Instructions for the task :: Only the lines with the string "true" are needed; return each of them from the entries below.

(Extracted records)
>>>>>

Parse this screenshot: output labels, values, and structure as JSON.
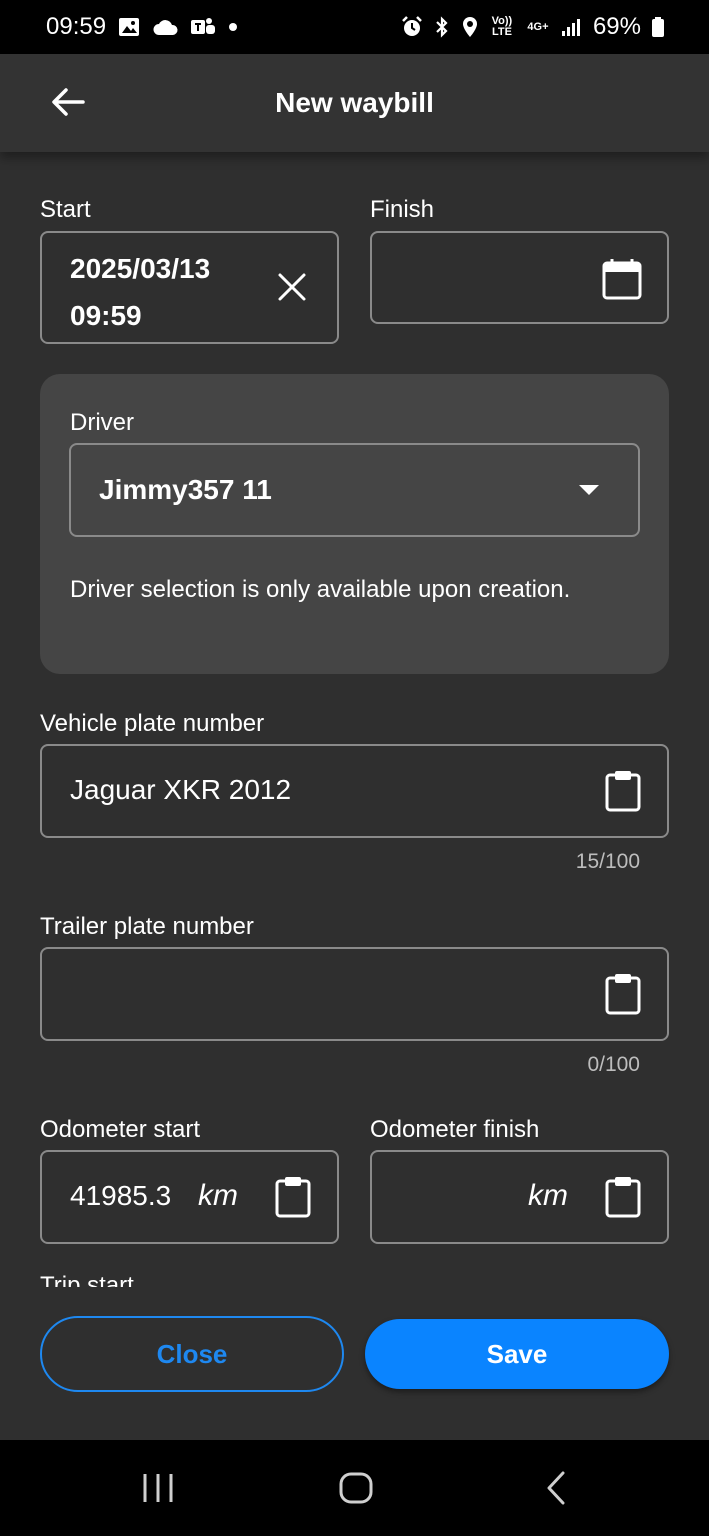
{
  "status_bar": {
    "time": "09:59",
    "battery": "69%",
    "volte_label": "Vo)) LTE",
    "network_label": "4G+",
    "left_icons": [
      "gallery-icon",
      "cloud-icon",
      "teams-icon",
      "dot-icon"
    ],
    "right_icons": [
      "alarm-icon",
      "bluetooth-icon",
      "location-icon",
      "volte-icon",
      "network-4g-icon",
      "signal-icon",
      "battery-icon"
    ]
  },
  "app_bar": {
    "title": "New waybill",
    "back_icon": "arrow-left-icon"
  },
  "form": {
    "start": {
      "label": "Start",
      "date": "2025/03/13",
      "time": "09:59",
      "clear_icon": "close-icon"
    },
    "finish": {
      "label": "Finish",
      "value": "",
      "icon": "calendar-icon"
    },
    "driver": {
      "label": "Driver",
      "value": "Jimmy357 11",
      "icon": "dropdown-arrow-icon",
      "note": "Driver selection is only available upon creation."
    },
    "vehicle_plate": {
      "label": "Vehicle plate number",
      "value": "Jaguar XKR 2012",
      "counter": "15/100",
      "icon": "clipboard-icon"
    },
    "trailer_plate": {
      "label": "Trailer plate number",
      "value": "",
      "counter": "0/100",
      "icon": "clipboard-icon"
    },
    "odometer_start": {
      "label": "Odometer start",
      "value": "41985.3",
      "unit": "km",
      "icon": "clipboard-icon"
    },
    "odometer_finish": {
      "label": "Odometer finish",
      "value": "",
      "unit": "km",
      "icon": "clipboard-icon"
    },
    "next_section_label_partial": "Trip start"
  },
  "actions": {
    "close_label": "Close",
    "save_label": "Save"
  },
  "nav_bar": {
    "icons": [
      "recent-apps-icon",
      "home-icon",
      "back-nav-icon"
    ]
  },
  "colors": {
    "background": "#2f2f2f",
    "card": "#454545",
    "accent": "#0a84ff",
    "border": "#8a8a8a"
  }
}
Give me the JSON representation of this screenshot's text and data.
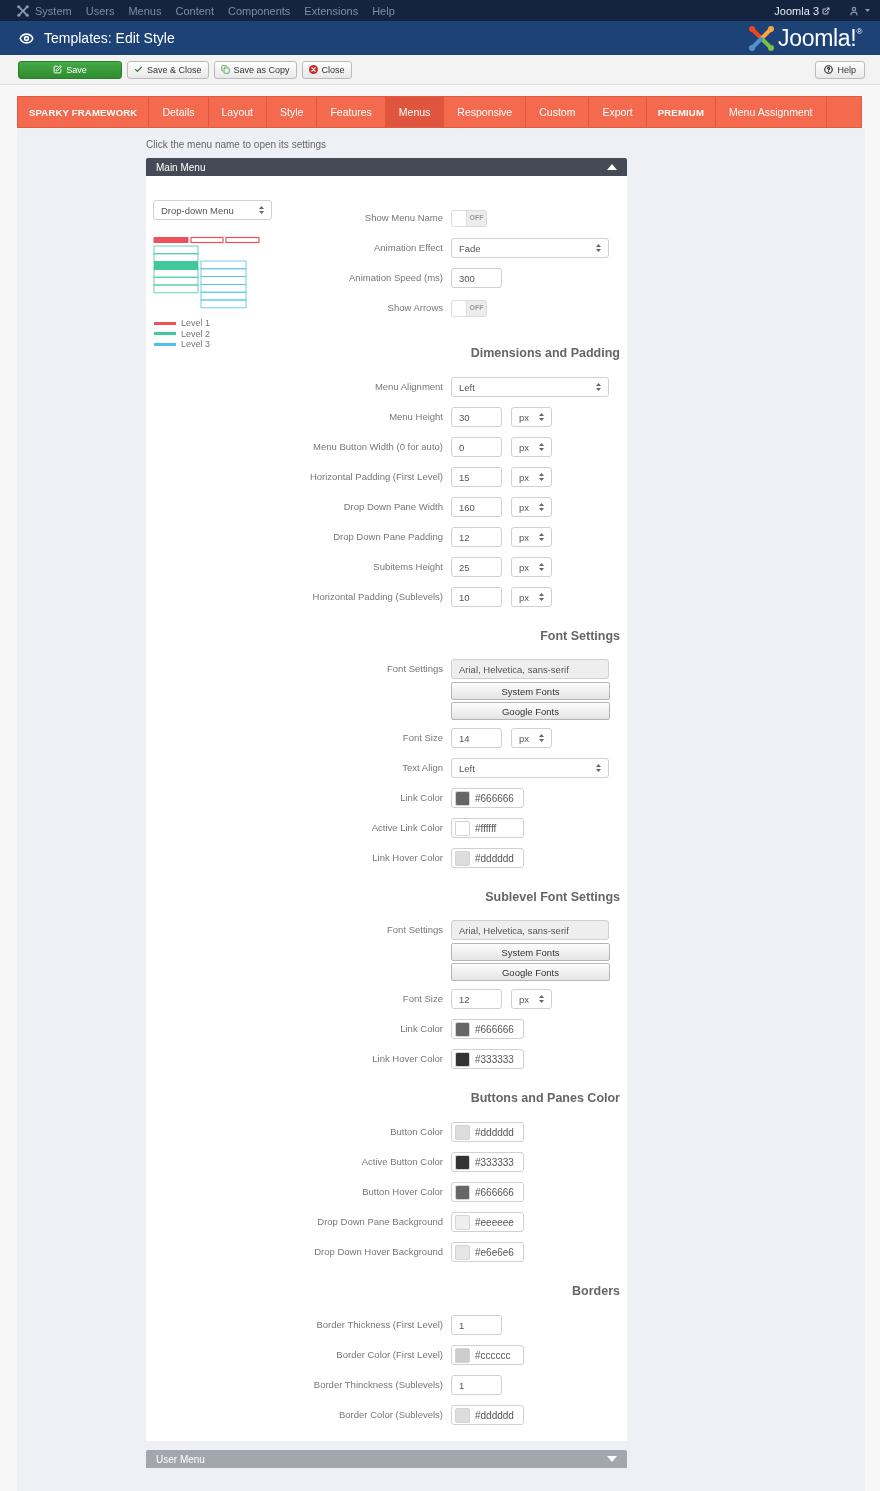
{
  "admin_menu": {
    "items": [
      "System",
      "Users",
      "Menus",
      "Content",
      "Components",
      "Extensions",
      "Help"
    ],
    "site_link": "Joomla 3"
  },
  "header": {
    "title": "Templates: Edit Style",
    "logo_text": "Joomla!$^{®}$"
  },
  "toolbar": {
    "buttons": [
      {
        "label": "Save",
        "kind": "primary"
      },
      {
        "label": "Save & Close",
        "kind": "default"
      },
      {
        "label": "Save as Copy",
        "kind": "default"
      },
      {
        "label": "Close",
        "kind": "default"
      }
    ],
    "help": "Help"
  },
  "tabs": [
    {
      "label": "SPARKY FRAMEWORK",
      "kind": "bold",
      "selected": false
    },
    {
      "label": "Details",
      "kind": "plain",
      "selected": false
    },
    {
      "label": "Layout",
      "kind": "plain",
      "selected": false
    },
    {
      "label": "Style",
      "kind": "plain",
      "selected": false
    },
    {
      "label": "Features",
      "kind": "plain",
      "selected": false
    },
    {
      "label": "Menus",
      "kind": "plain",
      "selected": true
    },
    {
      "label": "Responsive",
      "kind": "plain",
      "selected": false
    },
    {
      "label": "Custom",
      "kind": "plain",
      "selected": false
    },
    {
      "label": "Export",
      "kind": "plain",
      "selected": false
    },
    {
      "label": "PREMIUM",
      "kind": "bold",
      "selected": false
    },
    {
      "label": "Menu Assignment",
      "kind": "plain",
      "selected": false
    }
  ],
  "hint": "Click the menu name to open its settings",
  "menus": [
    {
      "name": "Main Menu",
      "expanded": true,
      "menu_type": "Drop-down Menu",
      "legend": [
        {
          "label": "Level 1",
          "color": "#f0505c"
        },
        {
          "label": "Level 2",
          "color": "#3fc89a"
        },
        {
          "label": "Level 3",
          "color": "#4cc2ea"
        }
      ],
      "sections": [
        {
          "rows": [
            {
              "label": "Show Menu Name",
              "kind": "toggle",
              "on": false,
              "text": "OFF"
            },
            {
              "label": "Animation Effect",
              "kind": "select",
              "value": "Fade"
            },
            {
              "label": "Animation Speed (ms)",
              "kind": "input",
              "value": "300"
            },
            {
              "label": "Show Arrows",
              "kind": "toggle",
              "on": false,
              "text": "OFF"
            }
          ]
        },
        {
          "heading": "Dimensions and Padding",
          "rows": [
            {
              "label": "Menu Alignment",
              "kind": "select",
              "value": "Left"
            },
            {
              "label": "Menu Height",
              "kind": "size",
              "value": "30",
              "unit": "px"
            },
            {
              "label": "Menu Button Width (0 for auto)",
              "kind": "size",
              "value": "0",
              "unit": "px"
            },
            {
              "label": "Horizontal Padding (First Level)",
              "kind": "size",
              "value": "15",
              "unit": "px"
            },
            {
              "label": "Drop Down Pane Width",
              "kind": "size",
              "value": "160",
              "unit": "px"
            },
            {
              "label": "Drop Down Pane Padding",
              "kind": "size",
              "value": "12",
              "unit": "px"
            },
            {
              "label": "Subitems Height",
              "kind": "size",
              "value": "25",
              "unit": "px"
            },
            {
              "label": "Horizontal Padding (Sublevels)",
              "kind": "size",
              "value": "10",
              "unit": "px"
            }
          ]
        },
        {
          "heading": "Font Settings",
          "rows": [
            {
              "label": "Font Settings",
              "kind": "font",
              "value": "Arial, Helvetica, sans-serif",
              "disabled": true,
              "buttons": [
                "System Fonts",
                "Google Fonts"
              ]
            },
            {
              "label": "Font Size",
              "kind": "size",
              "value": "14",
              "unit": "px"
            },
            {
              "label": "Text Align",
              "kind": "select",
              "value": "Left"
            },
            {
              "label": "Link Color",
              "kind": "color",
              "value": "#666666",
              "color": "#666666"
            },
            {
              "label": "Active Link Color",
              "kind": "color",
              "value": "#ffffff",
              "color": "#ffffff"
            },
            {
              "label": "Link Hover Color",
              "kind": "color",
              "value": "#dddddd",
              "color": "#dddddd"
            }
          ]
        },
        {
          "heading": "Sublevel Font Settings",
          "rows": [
            {
              "label": "Font Settings",
              "kind": "font",
              "value": "Arial, Helvetica, sans-serif",
              "disabled": true,
              "buttons": [
                "System Fonts",
                "Google Fonts"
              ]
            },
            {
              "label": "Font Size",
              "kind": "size",
              "value": "12",
              "unit": "px"
            },
            {
              "label": "Link Color",
              "kind": "color",
              "value": "#666666",
              "color": "#666666"
            },
            {
              "label": "Link Hover Color",
              "kind": "color",
              "value": "#333333",
              "color": "#333333"
            }
          ]
        },
        {
          "heading": "Buttons and Panes Color",
          "rows": [
            {
              "label": "Button Color",
              "kind": "color",
              "value": "#dddddd",
              "color": "#dddddd"
            },
            {
              "label": "Active Button Color",
              "kind": "color",
              "value": "#333333",
              "color": "#333333"
            },
            {
              "label": "Button Hover Color",
              "kind": "color",
              "value": "#666666",
              "color": "#666666"
            },
            {
              "label": "Drop Down Pane Background",
              "kind": "color",
              "value": "#eeeeee",
              "color": "#eeeeee"
            },
            {
              "label": "Drop Down Hover Background",
              "kind": "color",
              "value": "#e6e6e6",
              "color": "#e6e6e6"
            }
          ]
        },
        {
          "heading": "Borders",
          "rows": [
            {
              "label": "Border Thickness (First Level)",
              "kind": "input",
              "value": "1"
            },
            {
              "label": "Border Color (First Level)",
              "kind": "color",
              "value": "#cccccc",
              "color": "#cccccc"
            },
            {
              "label": "Border Thinckness (Sublevels)",
              "kind": "input",
              "value": "1"
            },
            {
              "label": "Border Color (Sublevels)",
              "kind": "color",
              "value": "#dddddd",
              "color": "#dddddd"
            }
          ]
        }
      ]
    },
    {
      "name": "User Menu",
      "expanded": false
    }
  ]
}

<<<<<

The answer ::
      "selected": true
      "expanded": true,
              "disabled": true,
              "disabled": true,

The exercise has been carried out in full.